Websites: Current Brightline
Virgin USA
Virgin UK

Moderator: CRail

  by frequentflyer
 
On the NEC, the gap between Amfleet cars and the station is nil. Yet Brightline's high platform station have a signifcant gap with the Brightline cars, and the cars have platform that extend, why? Surely the specs were known before construction of trains and station.
  by andrewjw
 
Loading gauge for many freight cars is larger than loading gauge for passenger cars. FEC operates said large freight cars. Such freight cars are forbidden on the NEC, so they can build platforms right up to the train.

Gauntlet tracks are another common solution to this problem. See: Raritan Line (NJT), SMART (Bay Area).

This question would be better directed to the FEC forum.
  by Tadman
 
I have always wondered which is more costly, flaps or gauntlets. One requires maintaining four switches per station, one requires maintaining the hydraulic rams on the flaps. Neither seems an elegant solution.

The gauntlet also requires trains to enter and exit stations quite slowly because the switches are very low speed. It may not seem like much, but having a train length of low speed on either end of the station is like having much longer dwell time.
  by daybeers
 
If a station is double-tracked, there really only needs to be one set of gauntlet tracks. Also, the Amfleet cars certainly have a gap on the NEC, especially at NYP and WAS.
  by ExCon90
 
Having only one through track provided with a gauntlet would require freight movements in both directions to use that one track, causing complications with passenger trains. Also, it seems that Brightline wanted to be a cut above existing practice in all respects.
  by BandA
 
No problems with ice in Florida. Also, they were coming at it as a freight railroad first. They should be able to use standard high level platforms too where standard coaches would require a manual bridgeplate to use a brightline platform. This wouldn't work in New England.
  by CentralValleyRail
 
frequentflyer wrote:On the NEC, the gap between Amfleet cars and the station is nil. Yet Brightline's high platform station have a signifcant gap with the Brightline cars, and the cars have platform that extend, why? Surely the specs were known before construction of trains and station.
Why does it matter? You answered your own question, Brightline at every door has walkway extenders making it so there are no gaps between the train and the platform.... As others have said freight trains are wider and the required clearance is greater. Those are better than anything you'll find on any train the NEC. Nothing wrong with extra clearance...
  by electricron
 
CentralValleyRail wrote: Why does it matter? You answered your own question, Brightline at every door has walkway extenders making it so there are no gaps between the train and the platform.... As others have said freight trains are wider and the required clearance is greater. Those are better than anything you'll find on any train the NEC. Nothing wrong with extra clearance...
FEC and Amtrak's NEC have different freight clearances, reference various FRA plate sizes for rolling stock. So there will of course be different clearances between passenger cars and passenger platforms.
  by BandA
 
Brightline has a small fleet of all brand-new passenger coaches. And they don't operate in the snow. So adding extenders to the cars isn't a big deal and makes it simple to run freight trains past the passenger platforms without building station tracks, gauntlet tracks, slowing down the freights or repairing passenger platforms that get sideswiped by freight cars that might be swaying or wide.

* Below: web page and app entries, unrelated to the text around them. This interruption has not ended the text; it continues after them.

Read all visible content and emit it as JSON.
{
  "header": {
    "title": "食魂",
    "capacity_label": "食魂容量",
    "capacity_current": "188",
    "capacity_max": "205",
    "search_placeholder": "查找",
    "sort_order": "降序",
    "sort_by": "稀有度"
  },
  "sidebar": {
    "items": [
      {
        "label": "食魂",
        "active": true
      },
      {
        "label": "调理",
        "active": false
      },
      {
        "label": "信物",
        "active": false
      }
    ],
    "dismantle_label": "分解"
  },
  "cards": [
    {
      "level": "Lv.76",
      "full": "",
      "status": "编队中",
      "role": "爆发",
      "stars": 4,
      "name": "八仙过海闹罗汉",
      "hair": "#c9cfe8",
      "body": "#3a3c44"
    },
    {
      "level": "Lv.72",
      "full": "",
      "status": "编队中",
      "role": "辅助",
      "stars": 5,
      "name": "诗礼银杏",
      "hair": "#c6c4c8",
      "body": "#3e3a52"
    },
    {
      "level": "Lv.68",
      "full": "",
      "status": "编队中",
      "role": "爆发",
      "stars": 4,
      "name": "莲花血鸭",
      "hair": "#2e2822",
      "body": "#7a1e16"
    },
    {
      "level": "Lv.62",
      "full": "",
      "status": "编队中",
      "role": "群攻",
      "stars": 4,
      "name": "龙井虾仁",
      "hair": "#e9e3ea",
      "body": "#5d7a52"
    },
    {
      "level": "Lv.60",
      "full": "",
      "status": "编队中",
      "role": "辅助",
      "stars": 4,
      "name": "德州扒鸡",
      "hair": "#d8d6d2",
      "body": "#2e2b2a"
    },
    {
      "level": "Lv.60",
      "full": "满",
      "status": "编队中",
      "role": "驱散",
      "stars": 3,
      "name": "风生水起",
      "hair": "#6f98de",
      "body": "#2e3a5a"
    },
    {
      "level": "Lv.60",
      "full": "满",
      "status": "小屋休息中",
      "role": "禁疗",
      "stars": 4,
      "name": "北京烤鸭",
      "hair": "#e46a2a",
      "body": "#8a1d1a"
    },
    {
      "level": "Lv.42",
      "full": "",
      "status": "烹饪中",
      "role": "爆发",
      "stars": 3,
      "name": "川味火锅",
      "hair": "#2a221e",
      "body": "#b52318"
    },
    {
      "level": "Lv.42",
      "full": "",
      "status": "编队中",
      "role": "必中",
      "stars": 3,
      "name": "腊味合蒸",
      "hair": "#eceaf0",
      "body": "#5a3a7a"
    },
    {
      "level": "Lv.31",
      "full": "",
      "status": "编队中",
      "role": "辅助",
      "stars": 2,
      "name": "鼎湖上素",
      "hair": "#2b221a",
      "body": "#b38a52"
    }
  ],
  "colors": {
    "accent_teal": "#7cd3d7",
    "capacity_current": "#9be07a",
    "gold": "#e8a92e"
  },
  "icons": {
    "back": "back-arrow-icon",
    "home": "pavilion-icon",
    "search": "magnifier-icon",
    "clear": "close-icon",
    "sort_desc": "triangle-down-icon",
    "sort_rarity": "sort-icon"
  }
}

If they wanted to run standard passenger cars into their stations, manual bridge plates could be used.